“From Bacteria to Bach and Back: The Evolution of Minds”
There is a continuous lineage of design innovation and improvement from the origin of life over three billion years ago to the latest advances in the arts and technology. We are now entering a new phase, where we harness the exploratory power of evolution to do the heavy lifting for us. Will we still need—or be—intelligent creators in the future?
“A Magician’s View of Consciousness”
Consciousness seems to many people to be a magical phenomenon, and in one sense it is: it is made possible by a bag of physical tricks that fool us into thinking our experience has properties it doesn’t have. There is great resistance to this message, this “unmasking” of consciousness. Similarly, many people prefer to remain mystified by stage magic; they don’t want to be shown how the effects are achieved, fearing that the truth will be deeply disappointing. Do not attend this lecture if you prefer to keep consciousness mysterious.

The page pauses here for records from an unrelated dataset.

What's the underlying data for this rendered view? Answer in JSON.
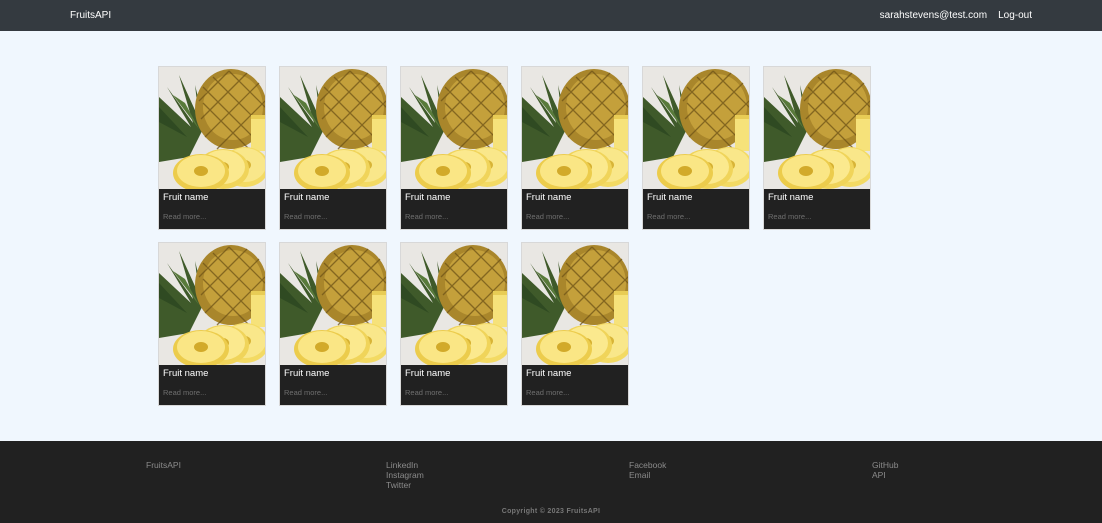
{
  "navbar": {
    "brand": "FruitsAPI",
    "user_email": "sarahstevens@test.com",
    "logout_label": "Log-out"
  },
  "cards": [
    {
      "title": "Fruit name",
      "link": "Read more..."
    },
    {
      "title": "Fruit name",
      "link": "Read more..."
    },
    {
      "title": "Fruit name",
      "link": "Read more..."
    },
    {
      "title": "Fruit name",
      "link": "Read more..."
    },
    {
      "title": "Fruit name",
      "link": "Read more..."
    },
    {
      "title": "Fruit name",
      "link": "Read more..."
    },
    {
      "title": "Fruit name",
      "link": "Read more..."
    },
    {
      "title": "Fruit name",
      "link": "Read more..."
    },
    {
      "title": "Fruit name",
      "link": "Read more..."
    },
    {
      "title": "Fruit name",
      "link": "Read more..."
    }
  ],
  "card_image": "pineapple-image",
  "footer": {
    "columns": [
      [
        "FruitsAPI"
      ],
      [
        "LinkedIn",
        "Instagram",
        "Twitter"
      ],
      [
        "Facebook",
        "Email"
      ],
      [
        "GitHub",
        "API"
      ]
    ],
    "copyright": "Copyright © 2023 FruitsAPI"
  },
  "colors": {
    "navbar_bg": "#343a40",
    "page_bg": "#f0f7fe",
    "card_body_bg": "#212121",
    "footer_bg": "#212121"
  }
}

Daniel C. Dennett is Co-Director of the Center for Cognitive Studies at Tufts University, University Professor and Austin B. Fletcher Professor of Philosophy. He is the author of Breaking the Spell (Viking, 2006), Freedom Evolves (Viking Penguin, 2003) and Darwin’s Dangerous Idea (Simon & Schuster, 1995. In 2012 he was awarded the Erasmus Prize in Amsterdam, the highest award given in the Netherlands. He received his B.A. in philosophy from Harvard in 1963. He then went to Oxford to work with Gilbert Ryle, under whose supervision he completed the D.Phil. in philosophy in 1965. He taught at U.C. Irvine from 1965 to 1971, when he moved to Tufts, where he has taught ever since, aside from periods visiting at Harvard, Pittsburgh, Oxford, the École Normale Supérieure in Paris, the London School of Economics and the American University of Beirut. His first book, Content and Consciousness, appeared in 1969, followed by Brainstorms (1978), Elbow Room (1984), The Intentional Stance (1987), Consciousness Explained (1991), Darwin’s Dangerous Idea (1995), Kinds of Minds (1996), and Brainchildren: A Collection of Essays 1984-1996 (MIT Press and Penguin, 1998). Sweet Dreams: Philosophical Obstacles to a Science of Consciousness, was published in 2005 by MIT Press. He co-edited The Mind’s I with Douglas Hofstadter in 1981. He is the author of over four hundred scholarly articles on various aspects of the mind, published in journals ranging from Artificial Intelligence and Behavioral and Brain Sciences to Poetics Today and The Journal of Aesthetics and Art Criticism. His most recent books are Intuition Pumps and Other Tools for Thinking (Norton, 2013), Caught in the Pulpit: Leaving Belief Behind, with Linda LaScola (Pitchstone Press, 2013), and From Bacteria to Bach and Back: The Evolution of Minds (Norton, in press). He has received two Guggenheim Fellowships, a Fulbright Fellowship, and a Fellowship at the Center for Advanced Studies in Behavioral Science. He was elected to the American Academy of Arts and Sciences in 1987. He was the Co-founder (in 1985) and Co-director of the Curricular Software Studio at Tufts, and has helped to design museum exhibits on computers for the Smithsonian Institution, the Museum of Science in Boston, and the Computer Museum in Boston.